(Beginning of INPUT RECORDS)

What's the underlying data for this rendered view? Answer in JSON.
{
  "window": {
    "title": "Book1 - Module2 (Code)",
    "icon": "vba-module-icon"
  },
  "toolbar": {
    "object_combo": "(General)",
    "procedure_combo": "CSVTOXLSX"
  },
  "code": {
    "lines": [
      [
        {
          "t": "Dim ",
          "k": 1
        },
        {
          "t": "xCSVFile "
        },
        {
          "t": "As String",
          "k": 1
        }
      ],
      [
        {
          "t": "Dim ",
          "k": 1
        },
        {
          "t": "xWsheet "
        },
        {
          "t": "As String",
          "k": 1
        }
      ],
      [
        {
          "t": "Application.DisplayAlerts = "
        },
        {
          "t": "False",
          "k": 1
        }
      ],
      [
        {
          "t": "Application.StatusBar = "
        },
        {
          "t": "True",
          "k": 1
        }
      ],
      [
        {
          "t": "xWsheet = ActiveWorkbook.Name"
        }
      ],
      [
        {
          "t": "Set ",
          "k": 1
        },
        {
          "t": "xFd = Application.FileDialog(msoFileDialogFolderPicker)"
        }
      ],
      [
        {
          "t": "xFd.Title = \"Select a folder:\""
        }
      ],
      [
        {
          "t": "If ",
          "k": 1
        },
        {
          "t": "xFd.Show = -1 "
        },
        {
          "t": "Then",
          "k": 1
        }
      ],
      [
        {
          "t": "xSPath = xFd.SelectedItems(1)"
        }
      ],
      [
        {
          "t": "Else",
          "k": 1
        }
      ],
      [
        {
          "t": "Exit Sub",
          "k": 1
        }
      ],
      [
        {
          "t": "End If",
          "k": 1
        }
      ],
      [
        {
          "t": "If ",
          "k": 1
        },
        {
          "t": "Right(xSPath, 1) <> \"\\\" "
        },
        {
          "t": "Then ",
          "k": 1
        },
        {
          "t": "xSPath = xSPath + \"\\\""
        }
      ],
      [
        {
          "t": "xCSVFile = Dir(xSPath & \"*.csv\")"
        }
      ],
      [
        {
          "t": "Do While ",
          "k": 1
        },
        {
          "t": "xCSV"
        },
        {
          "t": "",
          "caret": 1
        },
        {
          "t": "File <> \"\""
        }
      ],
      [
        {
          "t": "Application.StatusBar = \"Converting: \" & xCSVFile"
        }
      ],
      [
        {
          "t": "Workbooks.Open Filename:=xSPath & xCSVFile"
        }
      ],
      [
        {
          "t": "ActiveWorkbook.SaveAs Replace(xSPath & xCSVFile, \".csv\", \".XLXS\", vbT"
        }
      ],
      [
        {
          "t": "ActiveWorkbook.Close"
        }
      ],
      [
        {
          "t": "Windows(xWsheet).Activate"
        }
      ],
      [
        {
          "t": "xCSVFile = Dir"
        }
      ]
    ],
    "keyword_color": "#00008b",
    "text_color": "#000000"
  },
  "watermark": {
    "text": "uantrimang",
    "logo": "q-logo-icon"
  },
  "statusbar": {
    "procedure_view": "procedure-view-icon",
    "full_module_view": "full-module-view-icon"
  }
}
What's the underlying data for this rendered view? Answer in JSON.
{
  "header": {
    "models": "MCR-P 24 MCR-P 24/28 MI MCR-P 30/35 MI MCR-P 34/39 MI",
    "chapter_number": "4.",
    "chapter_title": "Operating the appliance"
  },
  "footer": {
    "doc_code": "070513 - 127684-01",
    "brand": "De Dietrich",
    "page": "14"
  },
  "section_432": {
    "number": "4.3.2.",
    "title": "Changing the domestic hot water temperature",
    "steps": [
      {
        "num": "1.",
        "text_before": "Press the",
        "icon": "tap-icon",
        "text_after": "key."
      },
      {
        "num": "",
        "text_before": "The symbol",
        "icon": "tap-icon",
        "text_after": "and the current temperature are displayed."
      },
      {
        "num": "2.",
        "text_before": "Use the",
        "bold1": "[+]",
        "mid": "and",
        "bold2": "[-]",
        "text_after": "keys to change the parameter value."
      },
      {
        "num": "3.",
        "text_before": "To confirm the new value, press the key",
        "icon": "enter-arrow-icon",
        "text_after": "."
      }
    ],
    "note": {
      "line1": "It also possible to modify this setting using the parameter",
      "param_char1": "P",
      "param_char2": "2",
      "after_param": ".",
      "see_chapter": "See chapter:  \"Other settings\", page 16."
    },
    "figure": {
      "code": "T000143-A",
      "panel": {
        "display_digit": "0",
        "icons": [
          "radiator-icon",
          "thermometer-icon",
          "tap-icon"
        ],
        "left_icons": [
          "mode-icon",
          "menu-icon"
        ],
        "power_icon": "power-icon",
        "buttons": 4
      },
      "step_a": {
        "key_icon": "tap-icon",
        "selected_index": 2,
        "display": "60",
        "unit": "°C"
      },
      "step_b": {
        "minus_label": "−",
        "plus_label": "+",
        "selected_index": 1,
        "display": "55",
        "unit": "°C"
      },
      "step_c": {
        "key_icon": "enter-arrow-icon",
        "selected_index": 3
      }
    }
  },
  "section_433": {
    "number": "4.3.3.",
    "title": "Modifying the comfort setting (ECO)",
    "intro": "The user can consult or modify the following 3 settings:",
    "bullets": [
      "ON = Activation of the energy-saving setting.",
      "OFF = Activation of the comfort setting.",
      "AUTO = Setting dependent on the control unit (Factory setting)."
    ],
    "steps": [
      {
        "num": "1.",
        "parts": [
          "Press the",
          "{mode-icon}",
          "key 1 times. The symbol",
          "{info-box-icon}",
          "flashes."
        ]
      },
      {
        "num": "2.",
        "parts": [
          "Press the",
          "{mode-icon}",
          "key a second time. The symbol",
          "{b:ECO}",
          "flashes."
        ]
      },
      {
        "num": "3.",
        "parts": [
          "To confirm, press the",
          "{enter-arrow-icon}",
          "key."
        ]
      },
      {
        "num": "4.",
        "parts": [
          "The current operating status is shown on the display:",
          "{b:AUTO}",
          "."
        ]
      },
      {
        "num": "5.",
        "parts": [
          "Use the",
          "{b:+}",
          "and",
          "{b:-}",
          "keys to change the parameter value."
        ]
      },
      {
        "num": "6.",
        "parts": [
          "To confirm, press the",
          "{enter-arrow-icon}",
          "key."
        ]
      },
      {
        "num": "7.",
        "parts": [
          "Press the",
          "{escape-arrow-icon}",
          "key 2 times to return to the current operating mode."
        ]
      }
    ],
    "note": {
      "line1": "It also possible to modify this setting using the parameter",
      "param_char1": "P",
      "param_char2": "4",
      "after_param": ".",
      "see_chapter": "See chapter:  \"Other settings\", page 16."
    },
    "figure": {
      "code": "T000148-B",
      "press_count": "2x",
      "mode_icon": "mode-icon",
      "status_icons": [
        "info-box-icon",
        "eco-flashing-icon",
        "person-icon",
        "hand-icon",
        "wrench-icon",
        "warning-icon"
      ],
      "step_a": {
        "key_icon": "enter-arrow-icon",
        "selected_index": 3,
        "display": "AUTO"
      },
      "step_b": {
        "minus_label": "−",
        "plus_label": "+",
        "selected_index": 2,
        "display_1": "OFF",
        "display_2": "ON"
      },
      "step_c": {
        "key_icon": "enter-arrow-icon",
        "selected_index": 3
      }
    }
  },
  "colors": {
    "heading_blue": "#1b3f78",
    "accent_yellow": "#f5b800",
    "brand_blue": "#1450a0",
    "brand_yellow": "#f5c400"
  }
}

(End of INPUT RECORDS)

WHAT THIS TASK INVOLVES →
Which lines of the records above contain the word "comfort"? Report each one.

FINISHED EXERCISE →
    "title": "Modifying the comfort setting (ECO)",
      "OFF = Activation of the comfort setting.",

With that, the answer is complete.